AUSTIN, Texas - Last week we told you a preliminary report by the Texas Department of Public Safety found, out of 95 sexual assault cases, cleared by the Austin Police Department, 29 were mishandled.
This was in 2017, during the months of January November and December.
Thursday afternoon Chief Brian Manley with the Austin Police Department had this message for sexual assault survivors: “I can't say that I understand what a survivor goes through but I know the questioning is difficult I know sitting with investigators and having to talk about a very violent personal attack can be difficult. To the survivors we are committed to you, to seeking justice for you to ensure we are employing the best practices and doing everything we can to improve."
Manley called a press conference to discuss an audit by DPS which was released on January 11th.
He says, "there were 5 reports that DPS identified as having issues with hierarchy, that is how we actually rank the offenses and you're only supposed to under UCR report the highest report."
He adds, "We had done an internal review as well. Our internal review covered 85 cases over a 5-year period and that internal review actually revealed some of the same concerns that the external review done by DPS did however they were not immediately recognized."
21 of those cases weren't even coded correctly. There were 15 that APD did not feel met the definition of rape. Manley says this means they were over-reporting the number of rapes in the community.

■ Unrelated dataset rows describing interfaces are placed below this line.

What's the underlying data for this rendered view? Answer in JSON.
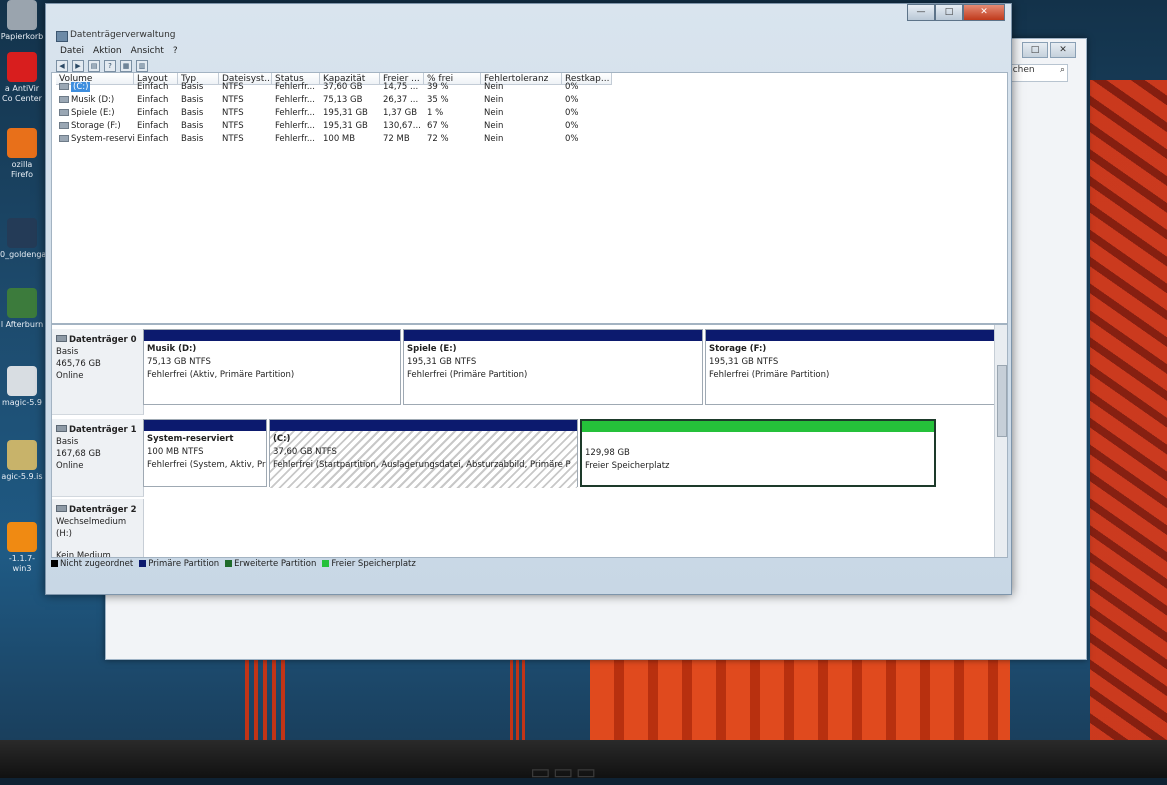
{
  "desktop": {
    "icons": [
      {
        "label": "Papierkorb",
        "color": "#9aa4ae"
      },
      {
        "label": "a AntiVir Co Center",
        "color": "#d81e1e"
      },
      {
        "label": "ozilla Firefo",
        "color": "#e8701a"
      },
      {
        "label": "0_goldenga",
        "color": "#243b57"
      },
      {
        "label": "l Afterburn",
        "color": "#3c7b3c"
      },
      {
        "label": "magic-5.9",
        "color": "#d8dde2"
      },
      {
        "label": "agic-5.9.is",
        "color": "#c8b36a"
      },
      {
        "label": "-1.1.7-win3",
        "color": "#f08a12"
      }
    ]
  },
  "background_window": {
    "search_placeholder": "uchen",
    "buttons": [
      "□",
      "✕"
    ]
  },
  "window": {
    "title": "Datenträgerverwaltung",
    "caption_buttons": [
      "—",
      "□",
      "✕"
    ],
    "menu": [
      "Datei",
      "Aktion",
      "Ansicht",
      "?"
    ],
    "toolbar": [
      "◀",
      "▶",
      "▤",
      "?",
      "▦",
      "▥"
    ]
  },
  "volume_list": {
    "columns": [
      "Volume",
      "Layout",
      "Typ",
      "Dateisyst...",
      "Status",
      "Kapazität",
      "Freier ...",
      "% frei",
      "Fehlertoleranz",
      "Restkap..."
    ],
    "rows": [
      {
        "volume": "(C:)",
        "layout": "Einfach",
        "typ": "Basis",
        "fs": "NTFS",
        "status": "Fehlerfr...",
        "kap": "37,60 GB",
        "frei": "14,75 ...",
        "pct": "39 %",
        "ft": "Nein",
        "rest": "0%",
        "selected": true
      },
      {
        "volume": "Musik (D:)",
        "layout": "Einfach",
        "typ": "Basis",
        "fs": "NTFS",
        "status": "Fehlerfr...",
        "kap": "75,13 GB",
        "frei": "26,37 ...",
        "pct": "35 %",
        "ft": "Nein",
        "rest": "0%"
      },
      {
        "volume": "Spiele (E:)",
        "layout": "Einfach",
        "typ": "Basis",
        "fs": "NTFS",
        "status": "Fehlerfr...",
        "kap": "195,31 GB",
        "frei": "1,37 GB",
        "pct": "1 %",
        "ft": "Nein",
        "rest": "0%"
      },
      {
        "volume": "Storage (F:)",
        "layout": "Einfach",
        "typ": "Basis",
        "fs": "NTFS",
        "status": "Fehlerfr...",
        "kap": "195,31 GB",
        "frei": "130,67...",
        "pct": "67 %",
        "ft": "Nein",
        "rest": "0%"
      },
      {
        "volume": "System-reservi...",
        "layout": "Einfach",
        "typ": "Basis",
        "fs": "NTFS",
        "status": "Fehlerfr...",
        "kap": "100 MB",
        "frei": "72 MB",
        "pct": "72 %",
        "ft": "Nein",
        "rest": "0%"
      }
    ]
  },
  "disks": [
    {
      "name": "Datenträger 0",
      "kind": "Basis",
      "size": "465,76 GB",
      "state": "Online",
      "partitions": [
        {
          "title": "Musik  (D:)",
          "size": "75,13 GB NTFS",
          "status": "Fehlerfrei (Aktiv, Primäre Partition)"
        },
        {
          "title": "Spiele  (E:)",
          "size": "195,31 GB NTFS",
          "status": "Fehlerfrei (Primäre Partition)"
        },
        {
          "title": "Storage  (F:)",
          "size": "195,31 GB NTFS",
          "status": "Fehlerfrei (Primäre Partition)"
        }
      ]
    },
    {
      "name": "Datenträger 1",
      "kind": "Basis",
      "size": "167,68 GB",
      "state": "Online",
      "partitions": [
        {
          "title": "System-reserviert",
          "size": "100 MB NTFS",
          "status": "Fehlerfrei (System, Aktiv, Prim"
        },
        {
          "title": "(C:)",
          "size": "37,60 GB NTFS",
          "status": "Fehlerfrei (Startpartition, Auslagerungsdatei, Absturzabbild, Primäre P"
        },
        {
          "title": "",
          "size": "129,98 GB",
          "status": "Freier Speicherplatz"
        }
      ]
    },
    {
      "name": "Datenträger 2",
      "kind": "Wechselmedium (H:)",
      "size": "",
      "state": "Kein Medium"
    }
  ],
  "legend": [
    {
      "label": "Nicht zugeordnet",
      "color": "#000000"
    },
    {
      "label": "Primäre Partition",
      "color": "#0c1a6e"
    },
    {
      "label": "Erweiterte Partition",
      "color": "#1f6b2a"
    },
    {
      "label": "Freier Speicherplatz",
      "color": "#25c13a"
    }
  ]
}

Manley says they're making changes in response to this. Like putting together, a team to go through training of the UCR clearance codes. They're now reviewing the audit given to Austin police, by DPS, which should be complete by the end of this week. This is to see if they agree with DPS on how they reviewed each case, or if they don't and have further questions.
Manley adds, “there were some cases where the officer would arrive on scene and make an arrest for the offense but there was a higher charge involved in the case so under the hierarchy rules we should have been under that higher charge."
Manley says the most significant change is a template that's put together under APD's report management system. When a detective goes to clear a case exceptionally, now a template will come up and they'll have to fill it out at the end of the case.
It will ask 4 questions you must have information on.
Like do you know who the offender is?
Where do they reside or can they be found?
Is there enough probable cause to make the arrest?
And, is there a reason why the arrest isn't being made?
Of the 95 cases exceptionally cleared in three months in 2017, 5 of them didn't meet any of the 4 criteria for exceptionally clearing a rape case. APD is also adding an additional supervisor to the sex crimes unit that has already been going through UCR clearance code training.
The review by APD should be complete by the end of the week. Manley says a third party independent reviewer will research how APD has been responding from start to finish.
Mayor Adler released a statement on behalf of the city saying in part: “While we’re glad this audit has been completed, it confirms that we have serious issues and we need to take quick action that corrects the patterns that allowed these cases to be handled improperly. We listen to women, support women, and believe women, and we need to ensure our processes align with those values. “